CAR: disputed polls spark rebel offensive
At least 100,000 people have fled their homes in Central African Republic as a rebel coalition calling for the resignation of the president launches attacks around the county, throwing into question almost two years of peace efforts. The capital city, Bangui, has come under fire and major towns are occupied by the coalition of some of CAR's strongest rebel groups, which formed shortly before December elections won by President Faustin-Archange Touadéra but contested by the opposition. By capturing the western town of Bouar, the rebels—known as the Coalition of Patriots for Change, or the CPC—have cut off the main trade route linking Cameroon to Bangui in what could be a strategy to "asphyxiate" the city, according to Hans De Marie Heungoup, a Central Africa analyst at the International Crisis Group.
Juan-José Aguirre Muñoz, the bishop of Bangassou, estimates that 80% of the southeastern town's population left their homes—many fleeing across the border to neighboring Democratic Republic of Congo—when the CPC attacked it earlier this month.
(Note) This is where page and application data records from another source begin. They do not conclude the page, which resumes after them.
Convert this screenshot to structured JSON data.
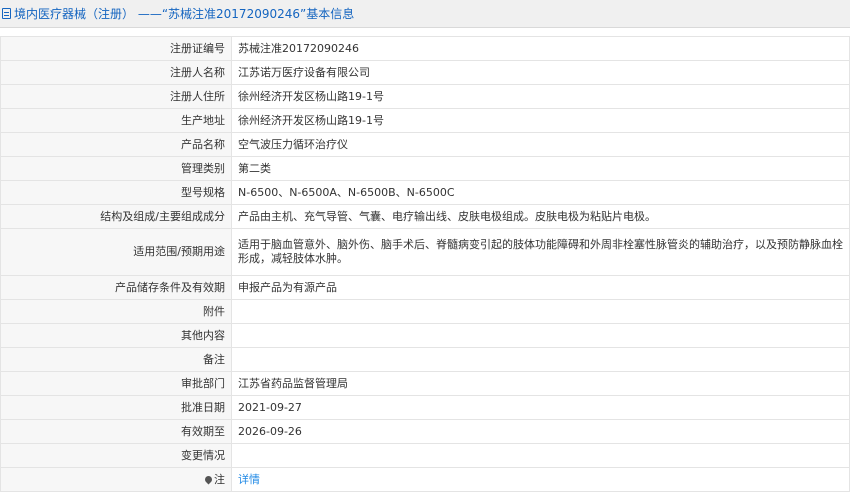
{
  "header": {
    "title": "境内医疗器械（注册） ——“苏械注准20172090246”基本信息"
  },
  "rows": [
    {
      "label": "注册证编号",
      "value": "苏械注准20172090246"
    },
    {
      "label": "注册人名称",
      "value": "江苏诺万医疗设备有限公司"
    },
    {
      "label": "注册人住所",
      "value": "徐州经济开发区杨山路19-1号"
    },
    {
      "label": "生产地址",
      "value": "徐州经济开发区杨山路19-1号"
    },
    {
      "label": "产品名称",
      "value": "空气波压力循环治疗仪"
    },
    {
      "label": "管理类别",
      "value": "第二类"
    },
    {
      "label": "型号规格",
      "value": "N-6500、N-6500A、N-6500B、N-6500C"
    },
    {
      "label": "结构及组成/主要组成成分",
      "value": "产品由主机、充气导管、气囊、电疗输出线、皮肤电极组成。皮肤电极为粘贴片电极。"
    },
    {
      "label": "适用范围/预期用途",
      "value": "适用于脑血管意外、脑外伤、脑手术后、脊髓病变引起的肢体功能障碍和外周非栓塞性脉管炎的辅助治疗，以及预防静脉血栓形成，减轻肢体水肿。"
    },
    {
      "label": "产品储存条件及有效期",
      "value": "申报产品为有源产品"
    },
    {
      "label": "附件",
      "value": ""
    },
    {
      "label": "其他内容",
      "value": ""
    },
    {
      "label": "备注",
      "value": ""
    },
    {
      "label": "审批部门",
      "value": "江苏省药品监督管理局"
    },
    {
      "label": "批准日期",
      "value": "2021-09-27"
    },
    {
      "label": "有效期至",
      "value": "2026-09-26"
    },
    {
      "label": "变更情况",
      "value": ""
    }
  ],
  "note": {
    "label": "注",
    "link_text": "详情",
    "icon": "pin-icon"
  },
  "colors": {
    "header_text": "#1565c0",
    "link": "#1e88e5",
    "label_bg": "#f7f7f7"
  }
}
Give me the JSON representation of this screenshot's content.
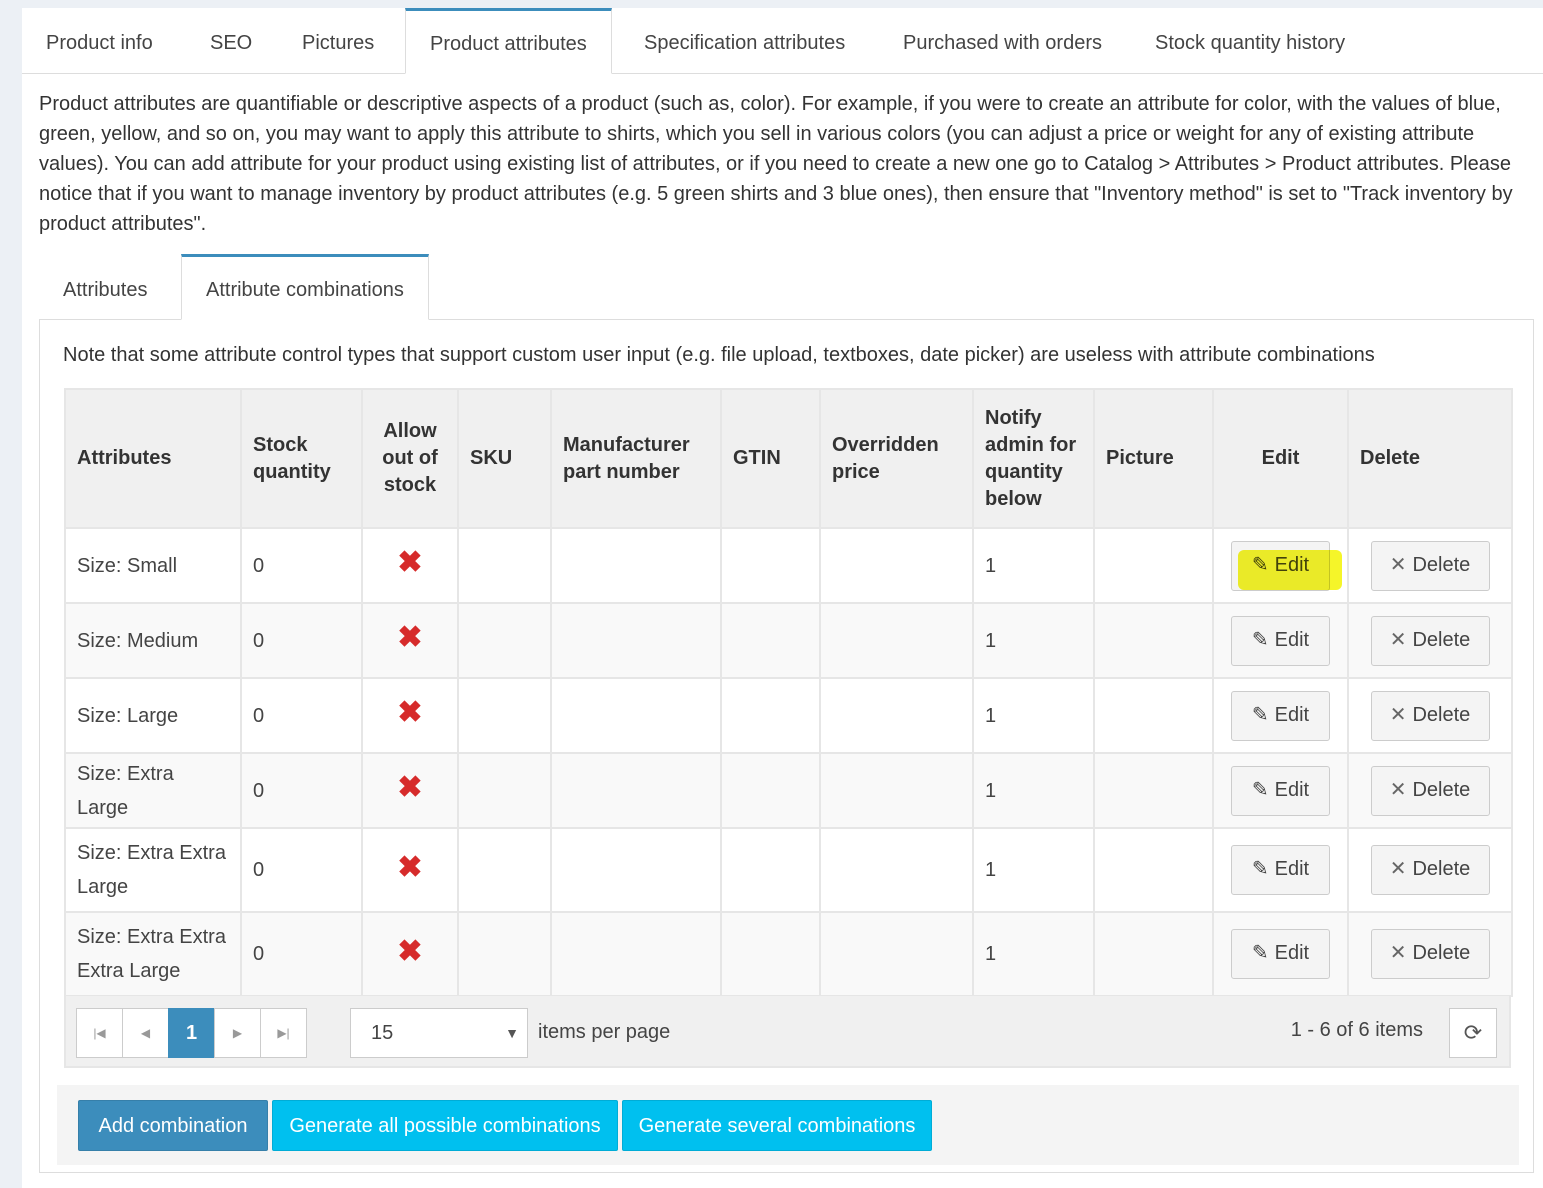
{
  "top_tabs": [
    {
      "label": "Product info"
    },
    {
      "label": "SEO"
    },
    {
      "label": "Pictures"
    },
    {
      "label": "Product attributes"
    },
    {
      "label": "Specification attributes"
    },
    {
      "label": "Purchased with orders"
    },
    {
      "label": "Stock quantity history"
    }
  ],
  "description": "Product attributes are quantifiable or descriptive aspects of a product (such as, color). For example, if you were to create an attribute for color, with the values of blue, green, yellow, and so on, you may want to apply this attribute to shirts, which you sell in various colors (you can adjust a price or weight for any of existing attribute values). You can add attribute for your product using existing list of attributes, or if you need to create a new one go to Catalog > Attributes > Product attributes. Please notice that if you want to manage inventory by product attributes (e.g. 5 green shirts and 3 blue ones), then ensure that \"Inventory method\" is set to \"Track inventory by product attributes\".",
  "sub_tabs": [
    {
      "label": "Attributes"
    },
    {
      "label": "Attribute combinations"
    }
  ],
  "note": "Note that some attribute control types that support custom user input (e.g. file upload, textboxes, date picker) are useless with attribute combinations",
  "table": {
    "headers": {
      "attributes": "Attributes",
      "stock_quantity": "Stock quantity",
      "allow_out_of_stock": "Allow out of stock",
      "sku": "SKU",
      "manufacturer_part_number": "Manufacturer part number",
      "gtin": "GTIN",
      "overridden_price": "Overridden price",
      "notify_admin": "Notify admin for quantity below",
      "picture": "Picture",
      "edit": "Edit",
      "delete": "Delete"
    },
    "rows": [
      {
        "attributes": "Size: Small",
        "stock": "0",
        "sku": "",
        "mpn": "",
        "gtin": "",
        "price": "",
        "notify": "1",
        "picture": ""
      },
      {
        "attributes": "Size: Medium",
        "stock": "0",
        "sku": "",
        "mpn": "",
        "gtin": "",
        "price": "",
        "notify": "1",
        "picture": ""
      },
      {
        "attributes": "Size: Large",
        "stock": "0",
        "sku": "",
        "mpn": "",
        "gtin": "",
        "price": "",
        "notify": "1",
        "picture": ""
      },
      {
        "attributes": "Size: Extra Large",
        "stock": "0",
        "sku": "",
        "mpn": "",
        "gtin": "",
        "price": "",
        "notify": "1",
        "picture": ""
      },
      {
        "attributes": "Size: Extra Extra Large",
        "stock": "0",
        "sku": "",
        "mpn": "",
        "gtin": "",
        "price": "",
        "notify": "1",
        "picture": ""
      },
      {
        "attributes": "Size: Extra Extra Extra Large",
        "stock": "0",
        "sku": "",
        "mpn": "",
        "gtin": "",
        "price": "",
        "notify": "1",
        "picture": ""
      }
    ],
    "edit_label": "Edit",
    "delete_label": "Delete",
    "allow_out_of_stock_icon": "x-mark-icon"
  },
  "pager": {
    "current_page": "1",
    "page_size": "15",
    "items_per_page_label": "items per page",
    "range": "1 - 6 of 6 items"
  },
  "buttons": {
    "add_combination": "Add combination",
    "generate_all": "Generate all possible combinations",
    "generate_several": "Generate several combinations"
  },
  "colors": {
    "accent": "#3c8dbc",
    "info": "#00c0ef",
    "danger": "#d62b2b",
    "highlight": "#f5f51d"
  }
}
Muñoz said the latest offensive came just as life had begun to return to normal in Bangassou, a town hit hard by conflict in recent years. "This coalition puts fear back in our stomachs," Muñoz told The New Humanitarian. "We want to be able to continue our projects of social cohesion, our projects for the future."
The UN refugee agency, UNHCR, said 60,000 people have now fled to neighboring countries due to the latest fighting, and 58,000 more have been internally displaced within CAR, which already has some of the highest humanitarian needs per capita of any state in the world.
Condensed from The New Humanitarian, Jan. 18